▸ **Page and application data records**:

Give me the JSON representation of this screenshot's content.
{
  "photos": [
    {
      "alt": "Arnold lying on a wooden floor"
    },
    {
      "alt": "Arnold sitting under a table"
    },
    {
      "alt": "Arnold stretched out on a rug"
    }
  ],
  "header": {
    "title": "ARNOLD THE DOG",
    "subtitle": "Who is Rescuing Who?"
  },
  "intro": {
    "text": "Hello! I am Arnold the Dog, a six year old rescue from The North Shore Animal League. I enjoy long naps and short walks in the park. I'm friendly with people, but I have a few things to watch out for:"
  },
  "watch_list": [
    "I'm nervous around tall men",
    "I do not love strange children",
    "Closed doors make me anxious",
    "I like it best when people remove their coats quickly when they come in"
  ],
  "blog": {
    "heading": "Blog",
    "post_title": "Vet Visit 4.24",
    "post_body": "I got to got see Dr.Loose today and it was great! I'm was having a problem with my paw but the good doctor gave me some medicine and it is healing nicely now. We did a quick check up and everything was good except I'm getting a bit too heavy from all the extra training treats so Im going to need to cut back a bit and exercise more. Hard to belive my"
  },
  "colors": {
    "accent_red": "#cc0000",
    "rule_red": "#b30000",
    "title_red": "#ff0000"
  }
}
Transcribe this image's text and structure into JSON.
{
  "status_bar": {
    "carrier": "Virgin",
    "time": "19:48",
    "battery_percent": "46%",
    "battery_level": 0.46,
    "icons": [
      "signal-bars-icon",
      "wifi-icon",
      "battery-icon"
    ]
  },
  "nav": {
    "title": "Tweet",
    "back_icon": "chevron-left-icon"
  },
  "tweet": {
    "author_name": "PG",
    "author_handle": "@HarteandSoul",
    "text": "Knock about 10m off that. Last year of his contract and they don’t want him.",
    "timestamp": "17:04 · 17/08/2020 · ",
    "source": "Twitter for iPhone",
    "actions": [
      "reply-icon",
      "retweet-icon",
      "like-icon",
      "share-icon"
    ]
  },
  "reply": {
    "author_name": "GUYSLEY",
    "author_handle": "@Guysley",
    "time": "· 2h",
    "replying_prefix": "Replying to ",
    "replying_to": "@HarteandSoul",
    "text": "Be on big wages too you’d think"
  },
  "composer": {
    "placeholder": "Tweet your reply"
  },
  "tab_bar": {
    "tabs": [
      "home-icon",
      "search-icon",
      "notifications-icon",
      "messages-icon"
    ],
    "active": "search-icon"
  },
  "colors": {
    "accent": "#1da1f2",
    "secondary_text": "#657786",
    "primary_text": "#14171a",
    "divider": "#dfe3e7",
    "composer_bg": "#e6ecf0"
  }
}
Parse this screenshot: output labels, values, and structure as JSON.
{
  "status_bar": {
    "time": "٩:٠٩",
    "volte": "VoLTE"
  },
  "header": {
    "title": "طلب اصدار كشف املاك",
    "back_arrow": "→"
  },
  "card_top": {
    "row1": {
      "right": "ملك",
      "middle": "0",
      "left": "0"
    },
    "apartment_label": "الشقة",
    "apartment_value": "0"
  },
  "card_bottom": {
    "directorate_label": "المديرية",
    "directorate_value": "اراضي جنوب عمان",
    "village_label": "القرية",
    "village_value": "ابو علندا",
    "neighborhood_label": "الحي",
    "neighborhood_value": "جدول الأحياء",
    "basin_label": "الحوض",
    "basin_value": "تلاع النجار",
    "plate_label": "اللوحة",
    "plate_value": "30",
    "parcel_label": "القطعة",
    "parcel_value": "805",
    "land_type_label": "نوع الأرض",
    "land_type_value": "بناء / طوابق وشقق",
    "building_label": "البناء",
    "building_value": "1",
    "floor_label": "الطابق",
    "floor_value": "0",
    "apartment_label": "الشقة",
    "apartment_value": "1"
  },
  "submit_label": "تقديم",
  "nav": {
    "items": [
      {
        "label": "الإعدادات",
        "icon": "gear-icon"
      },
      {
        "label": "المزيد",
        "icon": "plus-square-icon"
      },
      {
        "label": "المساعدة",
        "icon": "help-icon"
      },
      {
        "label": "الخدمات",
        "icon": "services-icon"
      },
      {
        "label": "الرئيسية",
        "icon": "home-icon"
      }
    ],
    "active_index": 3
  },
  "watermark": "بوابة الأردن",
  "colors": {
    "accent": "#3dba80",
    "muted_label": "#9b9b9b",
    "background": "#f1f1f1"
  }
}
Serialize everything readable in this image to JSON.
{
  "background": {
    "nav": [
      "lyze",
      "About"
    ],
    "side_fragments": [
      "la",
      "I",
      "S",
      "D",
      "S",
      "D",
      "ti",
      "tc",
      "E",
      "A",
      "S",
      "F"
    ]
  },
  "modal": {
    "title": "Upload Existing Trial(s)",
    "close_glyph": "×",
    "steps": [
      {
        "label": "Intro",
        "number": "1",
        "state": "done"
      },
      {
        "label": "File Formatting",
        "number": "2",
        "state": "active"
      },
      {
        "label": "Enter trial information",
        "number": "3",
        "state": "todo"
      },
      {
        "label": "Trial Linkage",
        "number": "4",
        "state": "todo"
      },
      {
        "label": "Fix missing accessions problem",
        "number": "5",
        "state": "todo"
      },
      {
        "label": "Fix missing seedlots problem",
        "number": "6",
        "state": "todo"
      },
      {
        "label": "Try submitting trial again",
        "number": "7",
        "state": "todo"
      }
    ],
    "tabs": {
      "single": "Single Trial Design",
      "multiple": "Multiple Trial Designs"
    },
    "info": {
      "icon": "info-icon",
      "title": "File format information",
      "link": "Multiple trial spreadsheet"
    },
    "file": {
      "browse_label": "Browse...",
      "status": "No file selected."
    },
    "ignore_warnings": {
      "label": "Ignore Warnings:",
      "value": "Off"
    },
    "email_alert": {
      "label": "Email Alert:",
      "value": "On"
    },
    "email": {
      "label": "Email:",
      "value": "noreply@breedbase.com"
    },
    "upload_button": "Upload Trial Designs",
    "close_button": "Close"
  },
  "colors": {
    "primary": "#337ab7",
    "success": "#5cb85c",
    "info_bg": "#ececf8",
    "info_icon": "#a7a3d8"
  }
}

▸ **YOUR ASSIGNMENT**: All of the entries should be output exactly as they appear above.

▸ **RESPONSE AREA**:
Give me the JSON representation of this screenshot's content.
{
  "photos": [
    {
      "alt": "Arnold lying on a wooden floor"
    },
    {
      "alt": "Arnold sitting under a table"
    },
    {
      "alt": "Arnold stretched out on a rug"
    }
  ],
  "header": {
    "title": "ARNOLD THE DOG",
    "subtitle": "Who is Rescuing Who?"
  },
  "intro": {
    "text": "Hello! I am Arnold the Dog, a six year old rescue from The North Shore Animal League. I enjoy long naps and short walks in the park. I'm friendly with people, but I have a few things to watch out for:"
  },
  "watch_list": [
    "I'm nervous around tall men",
    "I do not love strange children",
    "Closed doors make me anxious",
    "I like it best when people remove their coats quickly when they come in"
  ],
  "blog": {
    "heading": "Blog",
    "post_title": "Vet Visit 4.24",
    "post_body": "I got to got see Dr.Loose today and it was great! I'm was having a problem with my paw but the good doctor gave me some medicine and it is healing nicely now. We did a quick check up and everything was good except I'm getting a bit too heavy from all the extra training treats so Im going to need to cut back a bit and exercise more. Hard to belive my"
  },
  "colors": {
    "accent_red": "#cc0000",
    "rule_red": "#b30000",
    "title_red": "#ff0000"
  }
}
Transcribe this image's text and structure into JSON.
{
  "status_bar": {
    "carrier": "Virgin",
    "time": "19:48",
    "battery_percent": "46%",
    "battery_level": 0.46,
    "icons": [
      "signal-bars-icon",
      "wifi-icon",
      "battery-icon"
    ]
  },
  "nav": {
    "title": "Tweet",
    "back_icon": "chevron-left-icon"
  },
  "tweet": {
    "author_name": "PG",
    "author_handle": "@HarteandSoul",
    "text": "Knock about 10m off that. Last year of his contract and they don’t want him.",
    "timestamp": "17:04 · 17/08/2020 · ",
    "source": "Twitter for iPhone",
    "actions": [
      "reply-icon",
      "retweet-icon",
      "like-icon",
      "share-icon"
    ]
  },
  "reply": {
    "author_name": "GUYSLEY",
    "author_handle": "@Guysley",
    "time": "· 2h",
    "replying_prefix": "Replying to ",
    "replying_to": "@HarteandSoul",
    "text": "Be on big wages too you’d think"
  },
  "composer": {
    "placeholder": "Tweet your reply"
  },
  "tab_bar": {
    "tabs": [
      "home-icon",
      "search-icon",
      "notifications-icon",
      "messages-icon"
    ],
    "active": "search-icon"
  },
  "colors": {
    "accent": "#1da1f2",
    "secondary_text": "#657786",
    "primary_text": "#14171a",
    "divider": "#dfe3e7",
    "composer_bg": "#e6ecf0"
  }
}
Parse this screenshot: output labels, values, and structure as JSON.
{
  "status_bar": {
    "time": "٩:٠٩",
    "volte": "VoLTE"
  },
  "header": {
    "title": "طلب اصدار كشف املاك",
    "back_arrow": "→"
  },
  "card_top": {
    "row1": {
      "right": "ملك",
      "middle": "0",
      "left": "0"
    },
    "apartment_label": "الشقة",
    "apartment_value": "0"
  },
  "card_bottom": {
    "directorate_label": "المديرية",
    "directorate_value": "اراضي جنوب عمان",
    "village_label": "القرية",
    "village_value": "ابو علندا",
    "neighborhood_label": "الحي",
    "neighborhood_value": "جدول الأحياء",
    "basin_label": "الحوض",
    "basin_value": "تلاع النجار",
    "plate_label": "اللوحة",
    "plate_value": "30",
    "parcel_label": "القطعة",
    "parcel_value": "805",
    "land_type_label": "نوع الأرض",
    "land_type_value": "بناء / طوابق وشقق",
    "building_label": "البناء",
    "building_value": "1",
    "floor_label": "الطابق",
    "floor_value": "0",
    "apartment_label": "الشقة",
    "apartment_value": "1"
  },
  "submit_label": "تقديم",
  "nav": {
    "items": [
      {
        "label": "الإعدادات",
        "icon": "gear-icon"
      },
      {
        "label": "المزيد",
        "icon": "plus-square-icon"
      },
      {
        "label": "المساعدة",
        "icon": "help-icon"
      },
      {
        "label": "الخدمات",
        "icon": "services-icon"
      },
      {
        "label": "الرئيسية",
        "icon": "home-icon"
      }
    ],
    "active_index": 3
  },
  "watermark": "بوابة الأردن",
  "colors": {
    "accent": "#3dba80",
    "muted_label": "#9b9b9b",
    "background": "#f1f1f1"
  }
}
Serialize everything readable in this image to JSON.
{
  "background": {
    "nav": [
      "lyze",
      "About"
    ],
    "side_fragments": [
      "la",
      "I",
      "S",
      "D",
      "S",
      "D",
      "ti",
      "tc",
      "E",
      "A",
      "S",
      "F"
    ]
  },
  "modal": {
    "title": "Upload Existing Trial(s)",
    "close_glyph": "×",
    "steps": [
      {
        "label": "Intro",
        "number": "1",
        "state": "done"
      },
      {
        "label": "File Formatting",
        "number": "2",
        "state": "active"
      },
      {
        "label": "Enter trial information",
        "number": "3",
        "state": "todo"
      },
      {
        "label": "Trial Linkage",
        "number": "4",
        "state": "todo"
      },
      {
        "label": "Fix missing accessions problem",
        "number": "5",
        "state": "todo"
      },
      {
        "label": "Fix missing seedlots problem",
        "number": "6",
        "state": "todo"
      },
      {
        "label": "Try submitting trial again",
        "number": "7",
        "state": "todo"
      }
    ],
    "tabs": {
      "single": "Single Trial Design",
      "multiple": "Multiple Trial Designs"
    },
    "info": {
      "icon": "info-icon",
      "title": "File format information",
      "link": "Multiple trial spreadsheet"
    },
    "file": {
      "browse_label": "Browse...",
      "status": "No file selected."
    },
    "ignore_warnings": {
      "label": "Ignore Warnings:",
      "value": "Off"
    },
    "email_alert": {
      "label": "Email Alert:",
      "value": "On"
    },
    "email": {
      "label": "Email:",
      "value": "noreply@breedbase.com"
    },
    "upload_button": "Upload Trial Designs",
    "close_button": "Close"
  },
  "colors": {
    "primary": "#337ab7",
    "success": "#5cb85c",
    "info_bg": "#ececf8",
    "info_icon": "#a7a3d8"
  }
}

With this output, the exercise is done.